WORK REQUIRED = Please output the records below in full, exactly as given, but without the images.

STUDY MATERIAL =
§

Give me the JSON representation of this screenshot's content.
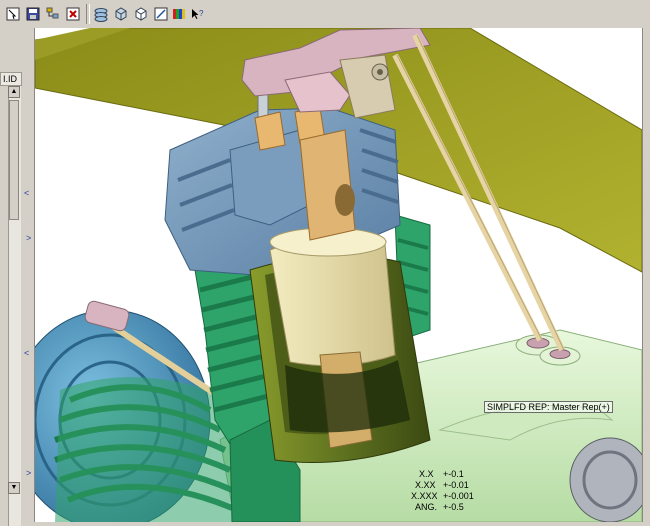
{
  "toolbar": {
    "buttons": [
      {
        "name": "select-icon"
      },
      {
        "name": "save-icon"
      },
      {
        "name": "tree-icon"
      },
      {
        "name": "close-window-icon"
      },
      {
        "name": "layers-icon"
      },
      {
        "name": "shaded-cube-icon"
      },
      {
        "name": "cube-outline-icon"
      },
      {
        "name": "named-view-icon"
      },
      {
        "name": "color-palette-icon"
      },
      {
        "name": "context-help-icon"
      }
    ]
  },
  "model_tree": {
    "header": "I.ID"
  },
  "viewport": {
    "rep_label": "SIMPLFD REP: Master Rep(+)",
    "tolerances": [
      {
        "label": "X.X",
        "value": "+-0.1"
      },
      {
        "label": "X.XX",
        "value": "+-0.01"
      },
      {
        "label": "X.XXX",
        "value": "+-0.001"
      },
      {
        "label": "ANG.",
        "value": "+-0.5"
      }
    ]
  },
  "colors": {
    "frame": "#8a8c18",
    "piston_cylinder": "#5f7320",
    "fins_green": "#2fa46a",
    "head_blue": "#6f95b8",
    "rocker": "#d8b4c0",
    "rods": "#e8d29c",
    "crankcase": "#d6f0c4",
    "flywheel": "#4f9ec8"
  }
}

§

WRITTEN ANSWER =
Give me the JSON representation of this screenshot's content.
{
  "toolbar": {
    "buttons": [
      {
        "name": "select-icon"
      },
      {
        "name": "save-icon"
      },
      {
        "name": "tree-icon"
      },
      {
        "name": "close-window-icon"
      },
      {
        "name": "layers-icon"
      },
      {
        "name": "shaded-cube-icon"
      },
      {
        "name": "cube-outline-icon"
      },
      {
        "name": "named-view-icon"
      },
      {
        "name": "color-palette-icon"
      },
      {
        "name": "context-help-icon"
      }
    ]
  },
  "model_tree": {
    "header": "I.ID"
  },
  "viewport": {
    "rep_label": "SIMPLFD REP: Master Rep(+)",
    "tolerances": [
      {
        "label": "X.X",
        "value": "+-0.1"
      },
      {
        "label": "X.XX",
        "value": "+-0.01"
      },
      {
        "label": "X.XXX",
        "value": "+-0.001"
      },
      {
        "label": "ANG.",
        "value": "+-0.5"
      }
    ]
  },
  "colors": {
    "frame": "#8a8c18",
    "piston_cylinder": "#5f7320",
    "fins_green": "#2fa46a",
    "head_blue": "#6f95b8",
    "rocker": "#d8b4c0",
    "rods": "#e8d29c",
    "crankcase": "#d6f0c4",
    "flywheel": "#4f9ec8"
  }
}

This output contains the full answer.